◆ DATASET CONTENT:
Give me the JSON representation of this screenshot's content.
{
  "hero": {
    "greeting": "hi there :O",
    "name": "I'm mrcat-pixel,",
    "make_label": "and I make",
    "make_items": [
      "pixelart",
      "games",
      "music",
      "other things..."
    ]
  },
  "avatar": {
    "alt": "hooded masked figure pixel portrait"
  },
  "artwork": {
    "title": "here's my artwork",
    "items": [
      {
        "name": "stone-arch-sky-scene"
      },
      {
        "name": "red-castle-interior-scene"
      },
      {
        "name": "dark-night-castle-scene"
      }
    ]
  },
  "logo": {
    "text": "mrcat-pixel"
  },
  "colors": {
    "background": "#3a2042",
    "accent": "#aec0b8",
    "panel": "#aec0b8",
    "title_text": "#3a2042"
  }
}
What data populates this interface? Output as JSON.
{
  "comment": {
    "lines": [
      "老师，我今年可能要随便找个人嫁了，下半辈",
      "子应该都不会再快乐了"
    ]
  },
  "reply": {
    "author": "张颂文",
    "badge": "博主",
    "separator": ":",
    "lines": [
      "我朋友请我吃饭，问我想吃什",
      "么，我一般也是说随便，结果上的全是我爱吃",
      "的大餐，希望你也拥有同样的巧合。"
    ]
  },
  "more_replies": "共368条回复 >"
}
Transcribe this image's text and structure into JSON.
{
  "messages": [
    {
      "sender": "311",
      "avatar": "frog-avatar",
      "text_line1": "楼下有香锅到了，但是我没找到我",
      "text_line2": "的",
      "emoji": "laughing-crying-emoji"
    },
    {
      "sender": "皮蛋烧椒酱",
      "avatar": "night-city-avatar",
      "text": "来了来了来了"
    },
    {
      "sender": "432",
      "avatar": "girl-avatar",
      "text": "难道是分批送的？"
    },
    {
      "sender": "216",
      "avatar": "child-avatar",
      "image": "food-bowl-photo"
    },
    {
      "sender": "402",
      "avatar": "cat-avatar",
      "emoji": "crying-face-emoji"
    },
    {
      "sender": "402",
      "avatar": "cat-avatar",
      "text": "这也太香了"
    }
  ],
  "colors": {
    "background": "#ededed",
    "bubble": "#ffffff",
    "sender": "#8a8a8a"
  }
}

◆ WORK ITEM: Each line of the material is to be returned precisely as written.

◆ SOLUTION TO THIS PROBLEM:
Give me the JSON representation of this screenshot's content.
{
  "hero": {
    "greeting": "hi there :O",
    "name": "I'm mrcat-pixel,",
    "make_label": "and I make",
    "make_items": [
      "pixelart",
      "games",
      "music",
      "other things..."
    ]
  },
  "avatar": {
    "alt": "hooded masked figure pixel portrait"
  },
  "artwork": {
    "title": "here's my artwork",
    "items": [
      {
        "name": "stone-arch-sky-scene"
      },
      {
        "name": "red-castle-interior-scene"
      },
      {
        "name": "dark-night-castle-scene"
      }
    ]
  },
  "logo": {
    "text": "mrcat-pixel"
  },
  "colors": {
    "background": "#3a2042",
    "accent": "#aec0b8",
    "panel": "#aec0b8",
    "title_text": "#3a2042"
  }
}
What data populates this interface? Output as JSON.
{
  "comment": {
    "lines": [
      "老师，我今年可能要随便找个人嫁了，下半辈",
      "子应该都不会再快乐了"
    ]
  },
  "reply": {
    "author": "张颂文",
    "badge": "博主",
    "separator": ":",
    "lines": [
      "我朋友请我吃饭，问我想吃什",
      "么，我一般也是说随便，结果上的全是我爱吃",
      "的大餐，希望你也拥有同样的巧合。"
    ]
  },
  "more_replies": "共368条回复 >"
}
Transcribe this image's text and structure into JSON.
{
  "messages": [
    {
      "sender": "311",
      "avatar": "frog-avatar",
      "text_line1": "楼下有香锅到了，但是我没找到我",
      "text_line2": "的",
      "emoji": "laughing-crying-emoji"
    },
    {
      "sender": "皮蛋烧椒酱",
      "avatar": "night-city-avatar",
      "text": "来了来了来了"
    },
    {
      "sender": "432",
      "avatar": "girl-avatar",
      "text": "难道是分批送的？"
    },
    {
      "sender": "216",
      "avatar": "child-avatar",
      "image": "food-bowl-photo"
    },
    {
      "sender": "402",
      "avatar": "cat-avatar",
      "emoji": "crying-face-emoji"
    },
    {
      "sender": "402",
      "avatar": "cat-avatar",
      "text": "这也太香了"
    }
  ],
  "colors": {
    "background": "#ededed",
    "bubble": "#ffffff",
    "sender": "#8a8a8a"
  }
}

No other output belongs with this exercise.